Brain

See what a child will look like using automated age-progression software

See what a child will look like using automated age-progression software

It's a guessing game parents like to ponder: What will my child look like when she grows up? A computer could now answer the question in less than a minute.

University of Washington researchers have developed software that automatically generates images of a young child's face as it ages through a lifetime. The technique is the first fully automated approach for aging babies to adults that works with variable lighting, expressions and poses.

Can animals really help people in hospitals, aged care?

Can animals really help people in hospitals, aged care?

While many people have an opinion on whether animals can help to improve wellbeing and care for patients in hospitals, does anyone really know whether there are benefits both for the patients and the animals themselves?

Not according to a team of researchers from the University of Adelaide, which has conducted a worldwide review of all studies looking at the impact of "animal interventions" in healthcare settings for children.

Polysaccharides from Angelica sinensis alleviate oxidative damage to neurons

Polysaccharides from Angelica sinensis alleviate oxidative damage to neurons

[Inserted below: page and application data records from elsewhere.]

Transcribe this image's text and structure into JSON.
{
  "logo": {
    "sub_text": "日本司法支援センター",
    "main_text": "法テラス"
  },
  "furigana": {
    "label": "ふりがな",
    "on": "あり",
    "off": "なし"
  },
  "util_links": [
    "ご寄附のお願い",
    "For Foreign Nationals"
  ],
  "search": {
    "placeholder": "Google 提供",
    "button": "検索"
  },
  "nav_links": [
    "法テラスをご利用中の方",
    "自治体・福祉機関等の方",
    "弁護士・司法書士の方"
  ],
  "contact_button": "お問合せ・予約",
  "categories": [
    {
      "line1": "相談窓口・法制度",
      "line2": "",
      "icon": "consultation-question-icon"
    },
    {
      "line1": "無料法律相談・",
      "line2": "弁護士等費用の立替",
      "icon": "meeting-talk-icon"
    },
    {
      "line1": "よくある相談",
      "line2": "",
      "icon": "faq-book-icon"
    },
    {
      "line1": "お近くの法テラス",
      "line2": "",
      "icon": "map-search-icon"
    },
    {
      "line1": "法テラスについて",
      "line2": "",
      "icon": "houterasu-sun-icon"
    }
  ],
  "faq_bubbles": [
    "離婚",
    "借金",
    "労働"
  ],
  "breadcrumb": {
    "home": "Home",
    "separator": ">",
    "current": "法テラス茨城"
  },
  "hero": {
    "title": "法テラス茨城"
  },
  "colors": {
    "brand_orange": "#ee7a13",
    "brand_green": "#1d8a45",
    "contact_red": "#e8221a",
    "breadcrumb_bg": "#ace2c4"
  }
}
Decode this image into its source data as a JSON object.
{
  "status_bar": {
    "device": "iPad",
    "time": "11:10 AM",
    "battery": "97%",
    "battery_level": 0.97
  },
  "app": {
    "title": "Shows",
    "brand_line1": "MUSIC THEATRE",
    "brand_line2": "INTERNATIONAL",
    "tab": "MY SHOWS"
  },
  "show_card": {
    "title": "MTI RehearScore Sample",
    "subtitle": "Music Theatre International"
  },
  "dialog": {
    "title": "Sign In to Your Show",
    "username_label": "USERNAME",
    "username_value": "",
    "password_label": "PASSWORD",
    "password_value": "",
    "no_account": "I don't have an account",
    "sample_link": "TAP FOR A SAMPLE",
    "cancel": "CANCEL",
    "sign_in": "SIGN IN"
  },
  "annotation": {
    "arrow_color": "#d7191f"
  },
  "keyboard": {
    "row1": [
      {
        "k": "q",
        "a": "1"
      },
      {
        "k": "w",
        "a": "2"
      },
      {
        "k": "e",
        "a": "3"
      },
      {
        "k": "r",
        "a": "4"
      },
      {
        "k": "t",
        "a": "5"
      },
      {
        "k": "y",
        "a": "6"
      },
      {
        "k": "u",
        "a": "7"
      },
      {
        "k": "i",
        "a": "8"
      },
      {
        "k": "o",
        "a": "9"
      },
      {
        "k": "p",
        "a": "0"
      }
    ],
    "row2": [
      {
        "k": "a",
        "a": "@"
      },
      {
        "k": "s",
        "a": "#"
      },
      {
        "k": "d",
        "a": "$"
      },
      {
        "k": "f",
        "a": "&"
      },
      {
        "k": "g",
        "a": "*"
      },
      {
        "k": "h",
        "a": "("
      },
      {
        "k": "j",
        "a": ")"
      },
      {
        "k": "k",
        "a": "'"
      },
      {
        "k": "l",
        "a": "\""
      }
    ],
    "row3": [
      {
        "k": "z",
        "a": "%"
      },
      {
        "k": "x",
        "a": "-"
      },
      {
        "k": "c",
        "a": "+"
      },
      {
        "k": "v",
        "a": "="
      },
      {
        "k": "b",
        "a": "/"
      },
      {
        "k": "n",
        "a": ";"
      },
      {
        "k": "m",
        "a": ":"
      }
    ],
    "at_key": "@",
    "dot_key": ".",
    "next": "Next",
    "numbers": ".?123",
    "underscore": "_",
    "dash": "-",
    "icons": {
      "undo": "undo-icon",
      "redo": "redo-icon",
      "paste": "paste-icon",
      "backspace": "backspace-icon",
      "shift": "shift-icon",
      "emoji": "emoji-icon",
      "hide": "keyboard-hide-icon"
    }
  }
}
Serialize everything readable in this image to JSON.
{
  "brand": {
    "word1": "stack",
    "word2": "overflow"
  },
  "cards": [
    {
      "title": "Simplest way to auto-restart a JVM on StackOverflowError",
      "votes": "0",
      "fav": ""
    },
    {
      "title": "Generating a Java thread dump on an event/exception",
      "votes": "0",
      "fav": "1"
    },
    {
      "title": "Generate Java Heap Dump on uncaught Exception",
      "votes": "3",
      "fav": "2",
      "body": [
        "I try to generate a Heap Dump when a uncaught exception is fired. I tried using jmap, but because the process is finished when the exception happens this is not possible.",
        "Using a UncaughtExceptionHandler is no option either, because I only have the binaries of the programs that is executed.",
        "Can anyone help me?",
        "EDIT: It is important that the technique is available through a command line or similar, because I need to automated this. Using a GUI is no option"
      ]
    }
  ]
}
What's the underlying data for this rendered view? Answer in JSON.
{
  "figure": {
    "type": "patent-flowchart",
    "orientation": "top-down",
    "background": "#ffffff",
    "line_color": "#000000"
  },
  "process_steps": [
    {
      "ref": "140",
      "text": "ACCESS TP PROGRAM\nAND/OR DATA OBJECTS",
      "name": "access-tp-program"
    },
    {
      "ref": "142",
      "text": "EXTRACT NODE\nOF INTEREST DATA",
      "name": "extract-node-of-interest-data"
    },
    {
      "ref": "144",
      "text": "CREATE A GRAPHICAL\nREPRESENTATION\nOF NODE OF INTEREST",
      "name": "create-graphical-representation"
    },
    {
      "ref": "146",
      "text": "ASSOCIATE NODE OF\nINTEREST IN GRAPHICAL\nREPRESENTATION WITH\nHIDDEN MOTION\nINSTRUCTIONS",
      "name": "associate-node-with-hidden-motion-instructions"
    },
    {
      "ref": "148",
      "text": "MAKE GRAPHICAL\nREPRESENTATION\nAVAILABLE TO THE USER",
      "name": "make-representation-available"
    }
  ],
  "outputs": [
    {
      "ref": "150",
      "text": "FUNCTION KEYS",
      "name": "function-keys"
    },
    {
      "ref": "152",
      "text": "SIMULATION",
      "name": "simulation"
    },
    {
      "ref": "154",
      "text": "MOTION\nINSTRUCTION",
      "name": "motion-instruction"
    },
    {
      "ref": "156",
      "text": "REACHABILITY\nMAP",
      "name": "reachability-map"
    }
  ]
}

660 nm red light-enhanced BMSCs transplantation for hypoxic-ischemic brain damage

660 nm red light-enhanced BMSCs transplantation for hypoxic-ischemic brain damage

Brain size influences development of individual cranial bones

Brain size influences development of individual cranial bones

As Daisuke Koyabu, now at University of Tokyo, who conducted the studies while he was a post-doc under Sánchez-Villagra, was able to demonstrate, the different bone types do not develop synchronously: Dermal cranial bones form before the endochondrals. According to Sánchez-Villagra, this indicates that the individual bones form based on a precisely defined, coordinated schedule that is characteristic for every species of animal and enables conclusions to be drawn regarding their evolutionary relationships in the tree of animal life.

Bone marrow stem cells show promise in stroke treatment, UCI team finds

Irvine, Calif., April 9, 2014 — Stem cells culled from bone marrow may prove beneficial in stroke recovery, scientists at UC Irvine's Sue & Bill Gross Stem Cell Research Center have learned.

In an analysis of published research, neurologist Dr. Steven Cramer and biomedical engineer Weian Zhao identified 46 studies that examined the use of mesenchymal stromal cells – a type of multipotent adult stem cells mostly processed from bone marrow – in animal models of stroke. They found MSCs to be significantly better than control therapy in 44 of the studies.

Pharma firms turn attention to hearing loss

Hearing loss affects 36 million Americans to some degree, often leaving them feeling isolated, but it has received little attention from the pharmaceutical industry — until now. Small firms have brought a handful of potential therapies to the development pipeline, and pharmaceutical heavyweights are taking notice, according to an article in Chemical & Engineering News (C&EN), the weekly magazine of the American Chemical Society.

Language structure ... you're born with it

Humans are unique in their ability to acquire language. But how? A new study published in the Proceeding of the National Academy of Sciences shows that we are in fact born with the basic fundamental knowledge of language, thus shedding light on the age-old linguistic "nature vs. nurture" debate.

Toward a faster, more accurate way to diagnose stroke

When someone suffers from a stroke, a silent countdown begins. A fast diagnosis and treatment can mean the difference between life and death. So scientists are working on a new blood test that one day could rapidly confirm whether someone is having a stroke and what kind. Their report appears in the ACS journal Analytical Chemistry.

Study examines mental health toll exacted on civilians working with military in war zones

WASHINGTON, DC, April 9, 2014 — The punishing psychological toll endured by military personnel in war zones has been extensively documented for years by researchers, perhaps more than ever in the wake of recent military engagements in Iraq and Afghanistan.

But there has been a troubling dearth of research examining the mental health toll exacted on the large numbers of civilians who work with the military in war zones.